» **Problem statement**: Find each line in the records below that contains the word "type", and copy it out.
⟨
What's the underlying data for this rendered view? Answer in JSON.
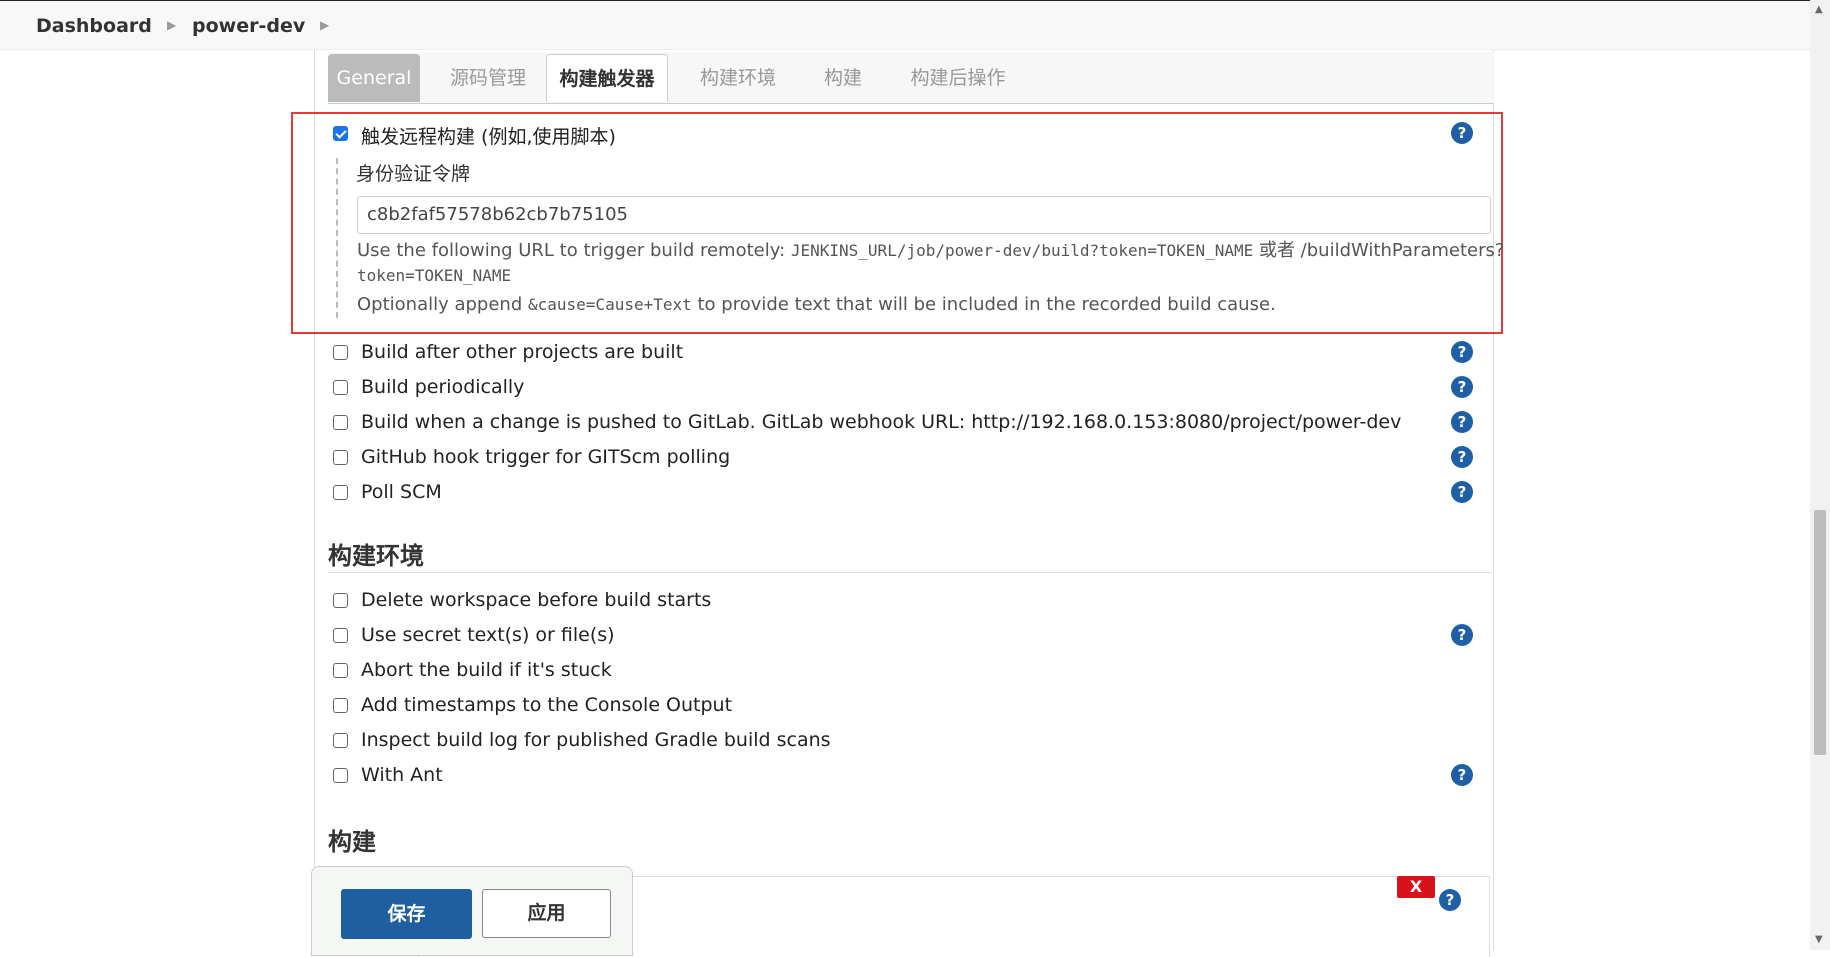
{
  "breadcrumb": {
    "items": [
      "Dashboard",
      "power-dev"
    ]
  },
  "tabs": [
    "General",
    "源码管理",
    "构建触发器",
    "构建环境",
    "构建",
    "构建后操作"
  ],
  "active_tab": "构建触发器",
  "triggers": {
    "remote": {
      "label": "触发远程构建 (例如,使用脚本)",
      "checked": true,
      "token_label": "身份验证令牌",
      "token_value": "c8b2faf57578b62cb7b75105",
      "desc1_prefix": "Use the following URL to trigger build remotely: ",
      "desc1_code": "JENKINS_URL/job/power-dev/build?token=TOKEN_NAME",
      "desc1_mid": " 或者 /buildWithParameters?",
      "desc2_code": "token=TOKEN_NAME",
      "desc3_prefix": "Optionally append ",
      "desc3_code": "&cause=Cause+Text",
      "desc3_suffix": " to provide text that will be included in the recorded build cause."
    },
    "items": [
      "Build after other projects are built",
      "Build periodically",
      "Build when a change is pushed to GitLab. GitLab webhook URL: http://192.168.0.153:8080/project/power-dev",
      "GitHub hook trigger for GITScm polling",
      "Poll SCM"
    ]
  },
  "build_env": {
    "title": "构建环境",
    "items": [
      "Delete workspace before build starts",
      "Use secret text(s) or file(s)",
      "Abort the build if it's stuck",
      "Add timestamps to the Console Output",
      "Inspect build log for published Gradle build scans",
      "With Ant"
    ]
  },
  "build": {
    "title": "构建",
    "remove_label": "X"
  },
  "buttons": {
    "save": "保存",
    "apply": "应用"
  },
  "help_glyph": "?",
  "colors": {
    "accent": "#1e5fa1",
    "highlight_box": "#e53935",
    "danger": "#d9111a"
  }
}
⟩
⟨
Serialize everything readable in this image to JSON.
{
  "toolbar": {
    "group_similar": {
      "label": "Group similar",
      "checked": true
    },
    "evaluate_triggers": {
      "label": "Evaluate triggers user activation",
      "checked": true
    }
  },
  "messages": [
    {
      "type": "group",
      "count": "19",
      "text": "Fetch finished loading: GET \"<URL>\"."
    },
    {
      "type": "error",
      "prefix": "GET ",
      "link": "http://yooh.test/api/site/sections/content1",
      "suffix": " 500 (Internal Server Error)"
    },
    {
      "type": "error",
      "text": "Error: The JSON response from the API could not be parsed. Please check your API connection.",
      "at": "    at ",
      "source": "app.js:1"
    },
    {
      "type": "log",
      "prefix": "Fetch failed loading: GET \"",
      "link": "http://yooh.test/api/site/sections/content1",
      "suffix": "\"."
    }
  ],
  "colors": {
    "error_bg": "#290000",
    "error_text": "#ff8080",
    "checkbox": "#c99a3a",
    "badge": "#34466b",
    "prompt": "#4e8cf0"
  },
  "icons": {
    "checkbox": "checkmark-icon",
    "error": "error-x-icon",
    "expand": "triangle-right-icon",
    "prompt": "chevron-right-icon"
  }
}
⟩
» **Solved problem**:
      "type": "group",
      "type": "error",
      "type": "error",
      "type": "log",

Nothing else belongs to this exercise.